DATA SHOWN:
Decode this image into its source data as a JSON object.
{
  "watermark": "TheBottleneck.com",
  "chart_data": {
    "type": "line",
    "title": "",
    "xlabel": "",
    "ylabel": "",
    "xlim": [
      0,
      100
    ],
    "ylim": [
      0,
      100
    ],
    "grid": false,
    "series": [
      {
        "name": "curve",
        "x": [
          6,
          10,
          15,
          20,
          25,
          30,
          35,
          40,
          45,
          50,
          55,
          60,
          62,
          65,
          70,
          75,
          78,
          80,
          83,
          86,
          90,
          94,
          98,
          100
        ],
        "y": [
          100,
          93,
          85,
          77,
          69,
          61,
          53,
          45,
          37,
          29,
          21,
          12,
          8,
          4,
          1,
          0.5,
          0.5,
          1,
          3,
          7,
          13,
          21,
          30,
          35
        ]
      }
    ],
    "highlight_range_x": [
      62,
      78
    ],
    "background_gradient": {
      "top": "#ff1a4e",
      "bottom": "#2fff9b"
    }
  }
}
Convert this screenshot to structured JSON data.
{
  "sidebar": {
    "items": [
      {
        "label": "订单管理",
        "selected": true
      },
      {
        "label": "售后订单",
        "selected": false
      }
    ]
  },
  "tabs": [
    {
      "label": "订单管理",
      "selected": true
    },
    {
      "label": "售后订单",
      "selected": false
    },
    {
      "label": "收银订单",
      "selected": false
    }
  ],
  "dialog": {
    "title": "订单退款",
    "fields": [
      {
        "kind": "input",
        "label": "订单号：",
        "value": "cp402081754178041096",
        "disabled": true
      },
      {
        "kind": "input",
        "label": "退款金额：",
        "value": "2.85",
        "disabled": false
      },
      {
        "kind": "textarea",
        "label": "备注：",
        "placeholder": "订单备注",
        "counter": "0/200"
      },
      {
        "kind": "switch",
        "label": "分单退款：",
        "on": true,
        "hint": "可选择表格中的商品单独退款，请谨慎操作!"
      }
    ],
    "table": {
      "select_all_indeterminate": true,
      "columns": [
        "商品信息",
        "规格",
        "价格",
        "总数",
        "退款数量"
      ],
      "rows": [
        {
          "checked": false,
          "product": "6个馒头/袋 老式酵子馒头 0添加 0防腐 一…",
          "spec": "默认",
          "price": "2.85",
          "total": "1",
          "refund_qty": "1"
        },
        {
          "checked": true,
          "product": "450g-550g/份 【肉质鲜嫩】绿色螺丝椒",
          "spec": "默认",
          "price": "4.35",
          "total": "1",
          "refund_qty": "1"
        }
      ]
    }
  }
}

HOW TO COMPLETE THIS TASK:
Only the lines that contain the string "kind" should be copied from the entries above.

SOLUTION FOR THIS TASK:
        "kind": "input",
        "kind": "input",
        "kind": "textarea",
        "kind": "switch",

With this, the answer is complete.